**** INFORMATION SHOWN

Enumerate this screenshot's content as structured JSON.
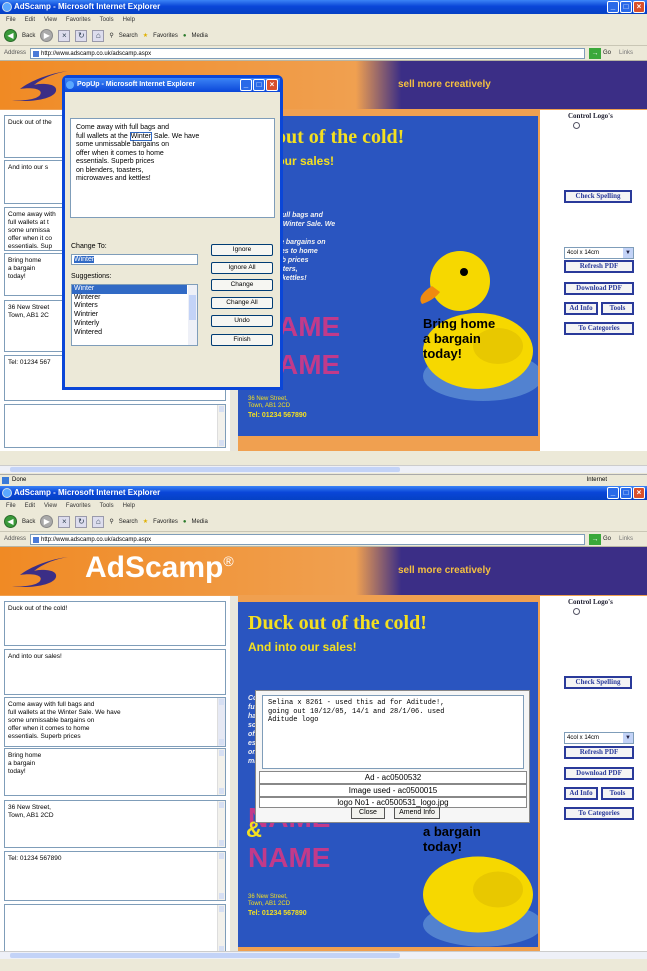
{
  "browser": {
    "window_title": "AdScamp - Microsoft Internet Explorer",
    "menu": [
      "File",
      "Edit",
      "View",
      "Favorites",
      "Tools",
      "Help"
    ],
    "toolbar": {
      "back": "Back",
      "search": "Search",
      "favorites": "Favorites",
      "media": "Media"
    },
    "address_label": "Address",
    "address_top": "http://www.adscamp.co.uk/adscamp.aspx",
    "address_bottom": "http://www.adscamp.co.uk/adscamp.aspx",
    "go_label": "Go",
    "links_label": "Links",
    "status_done": "Done",
    "status_zone": "Internet"
  },
  "site": {
    "logo_text": "AdScamp",
    "logo_mark": "®",
    "tagline": "sell more creatively"
  },
  "left_fields_top": [
    "Duck out of the",
    "And into our s",
    "Come away with\nfull wallets at t\nsome unmissa\noffer when it co\nessentials. Sup",
    "Bring home\na bargain\ntoday!",
    "36 New Street\nTown, AB1 2C",
    "Tel: 01234 567"
  ],
  "left_fields_bottom": [
    "Duck out of the cold!",
    "And into our sales!",
    "Come away with full bags and\nfull wallets at the Winter Sale. We have\nsome unmissable bargains on\noffer when it comes to home\nessentials. Superb prices",
    "Bring home\na bargain\ntoday!",
    "36 New Street,\nTown, AB1 2CD",
    "Tel: 01234 567890"
  ],
  "ad": {
    "headline_top": "out of the cold!",
    "subline_top": "into our sales!",
    "headline": "Duck out of the cold!",
    "subline": "And into our sales!",
    "body_top": "ay with full bags and\nts at the Winter Sale. We\n\nmissable bargains on\nn it comes to home\ns. Superb prices\ners, toasters,\nves and kettles!",
    "body_bottom": "Co\nful\nhav\nso\noff\ness\non\nmic",
    "name_top_1": "AME",
    "name_top_2": "AME",
    "name_1": "NAME",
    "amp": "&",
    "name_2": "NAME",
    "address": "36 New Street,\nTown, AB1 2CD",
    "tel": "Tel: 01234 567890",
    "bring": "Bring home\na bargain\ntoday!",
    "bring_bottom": "a bargain\ntoday!"
  },
  "right_panel": {
    "control_logos": "Control Logo's",
    "check_spelling": "Check Spelling",
    "size_option": "4col x 14cm",
    "refresh_pdf": "Refresh PDF",
    "download_pdf": "Download PDF",
    "ad_info": "Ad Info",
    "tools": "Tools",
    "to_categories": "To Categories"
  },
  "spell_popup": {
    "title": "PopUp - Microsoft Internet Explorer",
    "text_before": "Come away with full bags and\nfull wallets at the ",
    "text_word": "Winter",
    "text_after": " Sale. We have\nsome unmissable bargains on\noffer when it comes to home\nessentials. Superb prices\non blenders, toasters,\nmicrowaves and kettles!",
    "change_to_label": "Change To:",
    "change_to_value": "Winter",
    "suggestions_label": "Suggestions:",
    "suggestions": [
      "Winter",
      "Winterer",
      "Winters",
      "Wintrier",
      "Winterly",
      "Wintered"
    ],
    "buttons": [
      "Ignore",
      "Ignore All",
      "Change",
      "Change All",
      "Undo",
      "Finish"
    ]
  },
  "info_popup": {
    "note": "Selina x 8261 - used this ad for Aditude!,\ngoing out 10/12/05, 14/1 and 28/1/06. used\nAditude logo",
    "ad_id": "Ad - ac0500532",
    "image_used": "Image used - ac0500015",
    "logo": "logo No1 - ac0500531_logo.jpg",
    "close": "Close",
    "amend": "Amend Info"
  },
  "colors": {
    "xp_blue": "#0a46d8",
    "header_orange": "#f08a24",
    "header_purple": "#3b2e86",
    "ad_blue": "#2a55c0",
    "headline_yellow": "#f4e020",
    "name_magenta": "#c23a8a"
  }
}
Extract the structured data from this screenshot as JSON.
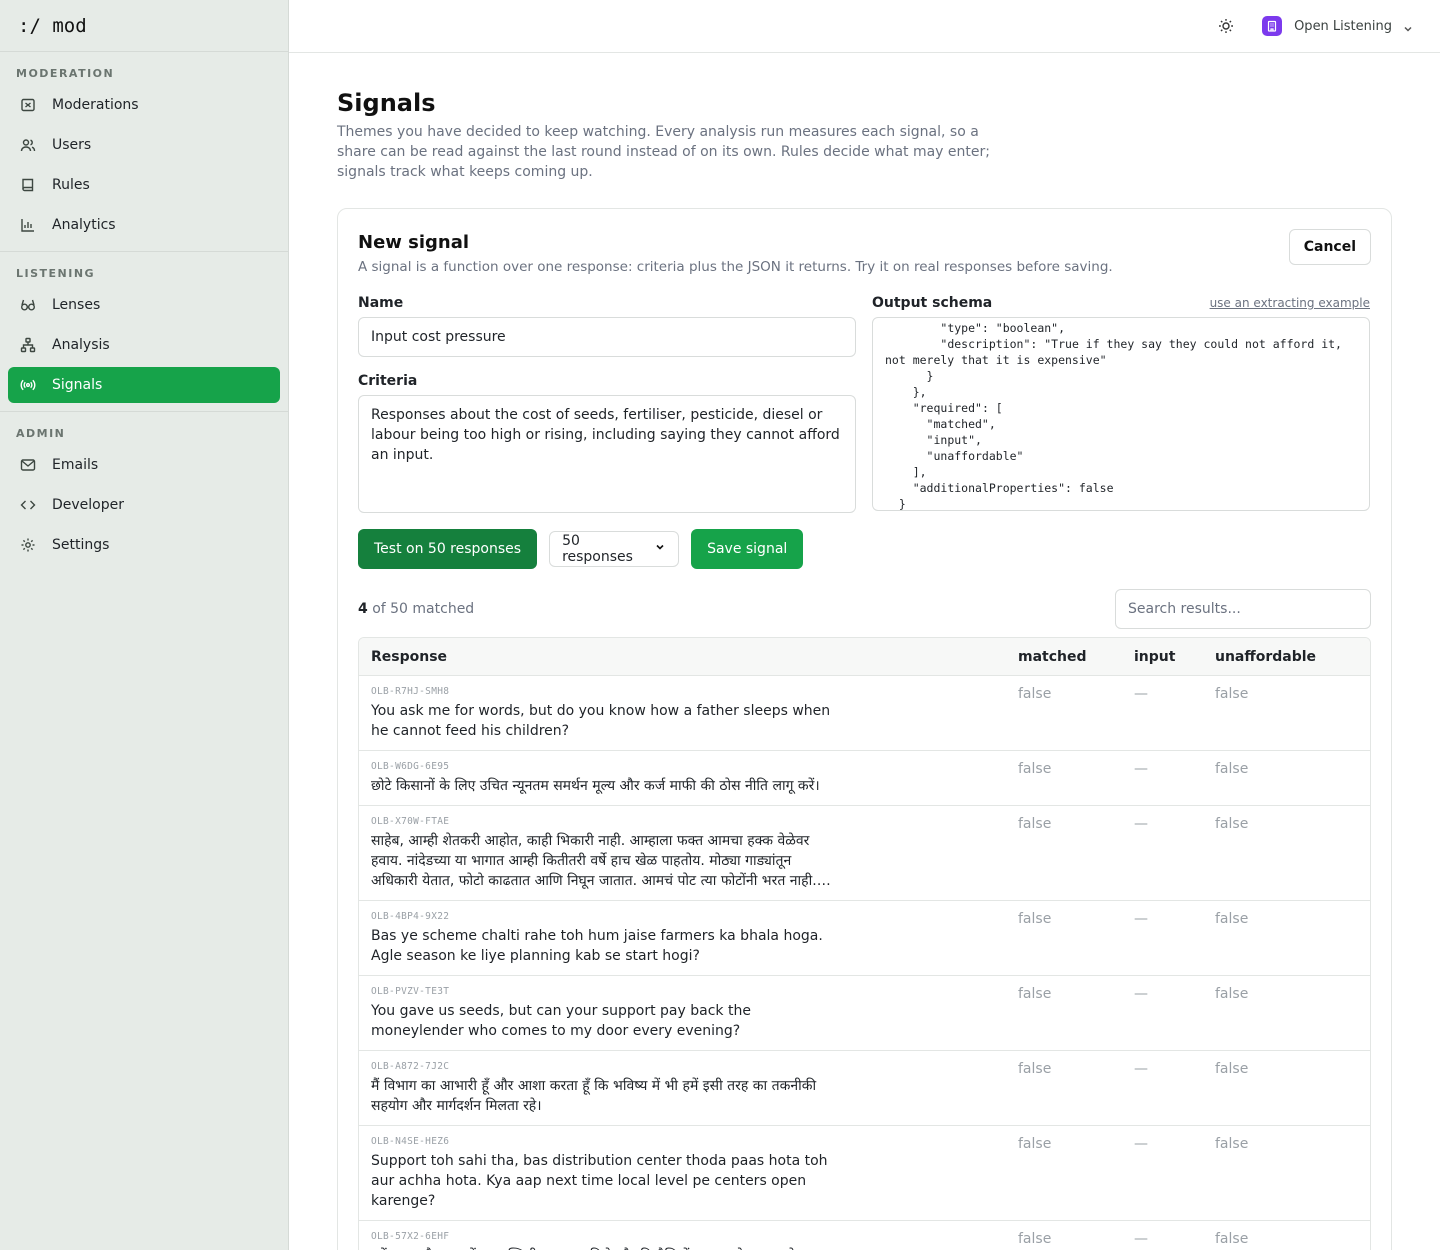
{
  "brand": ":/ mod",
  "sidebar": {
    "sections": [
      {
        "heading": "MODERATION",
        "items": [
          {
            "label": "Moderations",
            "icon": "flag-icon"
          },
          {
            "label": "Users",
            "icon": "users-icon"
          },
          {
            "label": "Rules",
            "icon": "book-icon"
          },
          {
            "label": "Analytics",
            "icon": "chart-icon"
          }
        ]
      },
      {
        "heading": "LISTENING",
        "items": [
          {
            "label": "Lenses",
            "icon": "glasses-icon"
          },
          {
            "label": "Analysis",
            "icon": "hierarchy-icon"
          },
          {
            "label": "Signals",
            "icon": "broadcast-icon",
            "active": true
          }
        ]
      },
      {
        "heading": "ADMIN",
        "items": [
          {
            "label": "Emails",
            "icon": "mail-icon"
          },
          {
            "label": "Developer",
            "icon": "code-icon"
          },
          {
            "label": "Settings",
            "icon": "gear-icon"
          }
        ]
      }
    ]
  },
  "topbar": {
    "org_name": "Open Listening",
    "theme_icon": "sun-icon",
    "org_icon": "building-icon",
    "accent": "#7c3aed"
  },
  "page": {
    "title": "Signals",
    "description": "Themes you have decided to keep watching. Every analysis run measures each signal, so a share can be read against the last round instead of on its own. Rules decide what may enter; signals track what keeps coming up."
  },
  "form": {
    "title": "New signal",
    "subtitle": "A signal is a function over one response: criteria plus the JSON it returns. Try it on real responses before saving.",
    "cancel_label": "Cancel",
    "name_label": "Name",
    "name_value": "Input cost pressure",
    "criteria_label": "Criteria",
    "criteria_value": "Responses about the cost of seeds, fertiliser, pesticide, diesel or labour being too high or rising, including saying they cannot afford an input.",
    "schema_label": "Output schema",
    "schema_link": "use an extracting example",
    "schema_value": "        \"type\": \"boolean\",\n        \"description\": \"True if they say they could not afford it, not merely that it is expensive\"\n      }\n    },\n    \"required\": [\n      \"matched\",\n      \"input\",\n      \"unaffordable\"\n    ],\n    \"additionalProperties\": false\n  }",
    "test_label": "Test on 50 responses",
    "sample_select": "50 responses",
    "save_label": "Save signal"
  },
  "results": {
    "matched_count": "4",
    "matched_suffix": "of 50 matched",
    "search_placeholder": "Search results...",
    "columns": [
      "Response",
      "matched",
      "input",
      "unaffordable"
    ],
    "rows": [
      {
        "id": "OLB-R7HJ-SMH8",
        "text": "You ask me for words, but do you know how a father sleeps when he cannot feed his children?",
        "matched": "false",
        "input": "—",
        "unaffordable": "false"
      },
      {
        "id": "OLB-W6DG-6E95",
        "text": "छोटे किसानों के लिए उचित न्यूनतम समर्थन मूल्य और कर्ज माफी की ठोस नीति लागू करें।",
        "matched": "false",
        "input": "—",
        "unaffordable": "false"
      },
      {
        "id": "OLB-X70W-FTAE",
        "text": "साहेब, आम्ही शेतकरी आहोत, काही भिकारी नाही. आम्हाला फक्त आमचा हक्क वेळेवर हवाय. नांदेडच्या या भागात आम्ही कितीतरी वर्षे हाच खेळ पाहतोय. मोठ्या गाड्यांतून अधिकारी येतात, फोटो काढतात आणि निघून जातात. आमचं पोट त्या फोटोंनी भरत नाही. आता तरी काहीतरी ठोस...",
        "matched": "false",
        "input": "—",
        "unaffordable": "false"
      },
      {
        "id": "OLB-4BP4-9X22",
        "text": "Bas ye scheme chalti rahe toh hum jaise farmers ka bhala hoga. Agle season ke liye planning kab se start hogi?",
        "matched": "false",
        "input": "—",
        "unaffordable": "false"
      },
      {
        "id": "OLB-PVZV-TE3T",
        "text": "You gave us seeds, but can your support pay back the moneylender who comes to my door every evening?",
        "matched": "false",
        "input": "—",
        "unaffordable": "false"
      },
      {
        "id": "OLB-A872-7J2C",
        "text": "मैं विभाग का आभारी हूँ और आशा करता हूँ कि भविष्य में भी हमें इसी तरह का तकनीकी सहयोग और मार्गदर्शन मिलता रहे।",
        "matched": "false",
        "input": "—",
        "unaffordable": "false"
      },
      {
        "id": "OLB-N4SE-HEZ6",
        "text": "Support toh sahi tha, bas distribution center thoda paas hota toh aur achha hota. Kya aap next time local level pe centers open karenge?",
        "matched": "false",
        "input": "—",
        "unaffordable": "false"
      },
      {
        "id": "OLB-57X2-6EHF",
        "text": "हमें खाद और दवाओं पर सब्सिडी समय पर मिले और बिचौलियों का हस्तक्षेप खत्म हो।",
        "matched": "false",
        "input": "—",
        "unaffordable": "false"
      }
    ]
  }
}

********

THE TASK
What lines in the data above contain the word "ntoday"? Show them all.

THE COMPLETED TASK
    "Bring home\na bargain\ntoday!",
    "Bring home\na bargain\ntoday!",
    "bring": "Bring home\na bargain\ntoday!",
    "bring_bottom": "a bargain\ntoday!"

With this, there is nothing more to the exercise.